__Requirement__
Which lines in the listing below contain "Allergen"? Copy each of them.

__Supplied data__
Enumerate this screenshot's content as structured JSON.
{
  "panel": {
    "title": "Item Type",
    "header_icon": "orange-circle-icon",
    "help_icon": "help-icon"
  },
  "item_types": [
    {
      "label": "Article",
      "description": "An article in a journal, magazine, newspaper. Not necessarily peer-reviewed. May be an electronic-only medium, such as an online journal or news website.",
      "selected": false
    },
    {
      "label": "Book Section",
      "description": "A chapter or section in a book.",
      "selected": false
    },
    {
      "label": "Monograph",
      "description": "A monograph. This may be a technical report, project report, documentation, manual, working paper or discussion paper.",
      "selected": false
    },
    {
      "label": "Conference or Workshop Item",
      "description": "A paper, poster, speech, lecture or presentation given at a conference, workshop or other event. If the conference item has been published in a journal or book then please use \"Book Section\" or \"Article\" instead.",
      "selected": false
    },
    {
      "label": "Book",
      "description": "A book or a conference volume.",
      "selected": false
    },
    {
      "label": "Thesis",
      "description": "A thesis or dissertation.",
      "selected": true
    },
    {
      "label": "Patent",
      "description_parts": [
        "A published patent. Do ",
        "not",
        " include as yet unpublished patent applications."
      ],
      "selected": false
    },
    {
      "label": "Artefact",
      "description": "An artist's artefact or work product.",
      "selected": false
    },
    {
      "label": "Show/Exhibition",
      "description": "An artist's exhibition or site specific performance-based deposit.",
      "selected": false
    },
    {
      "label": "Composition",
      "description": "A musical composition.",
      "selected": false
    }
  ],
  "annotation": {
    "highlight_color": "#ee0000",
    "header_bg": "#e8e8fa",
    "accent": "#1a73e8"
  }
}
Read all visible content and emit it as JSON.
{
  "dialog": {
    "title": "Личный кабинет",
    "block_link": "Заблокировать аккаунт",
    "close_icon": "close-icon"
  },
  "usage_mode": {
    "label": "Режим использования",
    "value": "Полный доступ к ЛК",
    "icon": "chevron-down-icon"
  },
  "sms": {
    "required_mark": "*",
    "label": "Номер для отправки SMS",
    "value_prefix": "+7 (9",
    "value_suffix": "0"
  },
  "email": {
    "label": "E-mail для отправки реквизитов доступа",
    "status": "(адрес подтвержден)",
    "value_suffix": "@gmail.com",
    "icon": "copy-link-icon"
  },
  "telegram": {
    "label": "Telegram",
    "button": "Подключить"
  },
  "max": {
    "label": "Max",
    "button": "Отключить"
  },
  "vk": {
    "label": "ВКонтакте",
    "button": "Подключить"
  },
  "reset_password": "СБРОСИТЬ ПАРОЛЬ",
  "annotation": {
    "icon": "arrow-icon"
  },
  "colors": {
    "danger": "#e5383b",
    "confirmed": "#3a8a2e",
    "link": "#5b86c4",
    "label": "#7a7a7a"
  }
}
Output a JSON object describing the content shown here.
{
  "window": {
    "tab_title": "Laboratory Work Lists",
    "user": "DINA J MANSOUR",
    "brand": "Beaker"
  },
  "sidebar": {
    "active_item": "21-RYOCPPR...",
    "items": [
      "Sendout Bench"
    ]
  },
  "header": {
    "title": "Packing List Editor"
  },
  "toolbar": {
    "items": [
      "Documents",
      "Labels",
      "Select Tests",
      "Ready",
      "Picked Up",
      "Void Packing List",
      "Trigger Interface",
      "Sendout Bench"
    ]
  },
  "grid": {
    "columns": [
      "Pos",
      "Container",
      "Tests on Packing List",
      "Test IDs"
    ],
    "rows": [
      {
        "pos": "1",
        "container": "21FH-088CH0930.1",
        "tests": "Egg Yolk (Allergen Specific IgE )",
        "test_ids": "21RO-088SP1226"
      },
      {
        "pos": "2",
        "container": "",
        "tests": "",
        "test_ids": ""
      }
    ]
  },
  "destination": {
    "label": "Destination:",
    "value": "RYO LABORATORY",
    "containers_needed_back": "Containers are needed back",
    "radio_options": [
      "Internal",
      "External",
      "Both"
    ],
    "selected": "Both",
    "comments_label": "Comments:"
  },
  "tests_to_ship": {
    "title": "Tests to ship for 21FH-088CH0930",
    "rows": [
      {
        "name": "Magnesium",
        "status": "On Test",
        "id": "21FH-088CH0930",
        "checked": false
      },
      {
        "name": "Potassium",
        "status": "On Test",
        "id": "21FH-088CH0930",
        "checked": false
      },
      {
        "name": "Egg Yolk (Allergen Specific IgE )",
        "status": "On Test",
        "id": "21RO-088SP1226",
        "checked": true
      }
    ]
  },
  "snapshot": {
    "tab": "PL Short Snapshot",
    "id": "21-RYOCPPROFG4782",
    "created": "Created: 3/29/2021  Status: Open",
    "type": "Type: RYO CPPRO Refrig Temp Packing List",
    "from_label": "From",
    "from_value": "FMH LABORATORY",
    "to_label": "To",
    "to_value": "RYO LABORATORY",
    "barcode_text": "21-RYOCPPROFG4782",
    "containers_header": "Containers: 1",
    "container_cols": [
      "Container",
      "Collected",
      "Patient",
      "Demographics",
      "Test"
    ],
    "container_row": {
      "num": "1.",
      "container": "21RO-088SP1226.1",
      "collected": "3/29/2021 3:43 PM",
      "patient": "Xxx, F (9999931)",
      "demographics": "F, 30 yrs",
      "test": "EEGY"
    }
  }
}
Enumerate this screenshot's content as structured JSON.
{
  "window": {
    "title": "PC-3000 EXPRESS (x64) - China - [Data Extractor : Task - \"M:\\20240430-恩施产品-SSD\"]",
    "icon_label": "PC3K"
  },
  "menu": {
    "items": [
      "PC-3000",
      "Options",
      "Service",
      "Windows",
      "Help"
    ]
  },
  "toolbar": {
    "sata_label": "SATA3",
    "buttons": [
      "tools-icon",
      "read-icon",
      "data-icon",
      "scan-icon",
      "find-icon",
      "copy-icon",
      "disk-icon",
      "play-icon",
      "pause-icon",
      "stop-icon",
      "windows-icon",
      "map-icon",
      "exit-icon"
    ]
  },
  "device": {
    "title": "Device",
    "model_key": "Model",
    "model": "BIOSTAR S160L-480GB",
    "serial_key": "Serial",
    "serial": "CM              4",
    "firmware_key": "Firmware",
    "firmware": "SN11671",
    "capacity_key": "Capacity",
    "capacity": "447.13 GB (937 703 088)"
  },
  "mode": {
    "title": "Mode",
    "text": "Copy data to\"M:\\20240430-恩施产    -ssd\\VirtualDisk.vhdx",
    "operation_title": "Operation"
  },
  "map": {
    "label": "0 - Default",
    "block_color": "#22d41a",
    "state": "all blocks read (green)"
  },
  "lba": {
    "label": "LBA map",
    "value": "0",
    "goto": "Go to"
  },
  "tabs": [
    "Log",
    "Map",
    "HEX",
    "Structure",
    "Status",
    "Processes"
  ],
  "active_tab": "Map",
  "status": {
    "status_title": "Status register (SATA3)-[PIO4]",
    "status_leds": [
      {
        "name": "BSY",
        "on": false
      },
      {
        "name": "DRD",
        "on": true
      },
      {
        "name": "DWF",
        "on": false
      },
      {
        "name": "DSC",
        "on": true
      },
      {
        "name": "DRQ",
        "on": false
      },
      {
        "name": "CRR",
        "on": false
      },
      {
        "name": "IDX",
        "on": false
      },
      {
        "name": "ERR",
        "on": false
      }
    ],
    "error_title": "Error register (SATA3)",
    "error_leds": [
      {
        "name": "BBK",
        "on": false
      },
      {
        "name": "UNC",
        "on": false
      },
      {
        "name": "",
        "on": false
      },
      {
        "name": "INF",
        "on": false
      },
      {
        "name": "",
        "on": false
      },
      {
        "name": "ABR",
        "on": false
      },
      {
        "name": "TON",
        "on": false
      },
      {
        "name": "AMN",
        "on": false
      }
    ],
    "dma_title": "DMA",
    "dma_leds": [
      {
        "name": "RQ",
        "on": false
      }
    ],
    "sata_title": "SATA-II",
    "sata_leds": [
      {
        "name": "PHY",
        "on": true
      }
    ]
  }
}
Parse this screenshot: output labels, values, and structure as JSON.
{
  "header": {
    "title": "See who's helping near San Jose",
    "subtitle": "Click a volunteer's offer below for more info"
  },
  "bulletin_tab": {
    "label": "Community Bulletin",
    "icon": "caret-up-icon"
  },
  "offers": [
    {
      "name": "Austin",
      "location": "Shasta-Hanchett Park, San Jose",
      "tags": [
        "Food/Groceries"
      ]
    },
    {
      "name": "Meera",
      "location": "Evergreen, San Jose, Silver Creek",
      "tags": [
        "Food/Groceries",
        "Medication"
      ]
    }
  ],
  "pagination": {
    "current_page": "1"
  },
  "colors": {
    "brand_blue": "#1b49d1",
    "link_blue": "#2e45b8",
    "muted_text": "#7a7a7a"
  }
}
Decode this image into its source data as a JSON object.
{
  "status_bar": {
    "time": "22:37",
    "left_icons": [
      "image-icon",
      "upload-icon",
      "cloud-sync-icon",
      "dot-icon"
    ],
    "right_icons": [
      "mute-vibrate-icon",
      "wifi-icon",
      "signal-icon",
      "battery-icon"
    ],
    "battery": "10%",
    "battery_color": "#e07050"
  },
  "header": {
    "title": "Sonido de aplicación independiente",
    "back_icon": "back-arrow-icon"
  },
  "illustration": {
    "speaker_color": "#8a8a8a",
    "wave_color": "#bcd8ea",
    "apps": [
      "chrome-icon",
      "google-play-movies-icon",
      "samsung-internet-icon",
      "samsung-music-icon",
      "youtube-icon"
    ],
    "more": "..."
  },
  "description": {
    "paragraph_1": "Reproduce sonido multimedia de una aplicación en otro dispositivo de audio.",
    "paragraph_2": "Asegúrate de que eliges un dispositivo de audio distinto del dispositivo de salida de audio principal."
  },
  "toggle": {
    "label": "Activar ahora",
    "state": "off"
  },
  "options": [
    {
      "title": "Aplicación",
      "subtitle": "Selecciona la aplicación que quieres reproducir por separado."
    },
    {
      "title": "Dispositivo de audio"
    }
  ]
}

__Response box__
        "tests": "Egg Yolk (Allergen Specific IgE )",
        "name": "Egg Yolk (Allergen Specific IgE )",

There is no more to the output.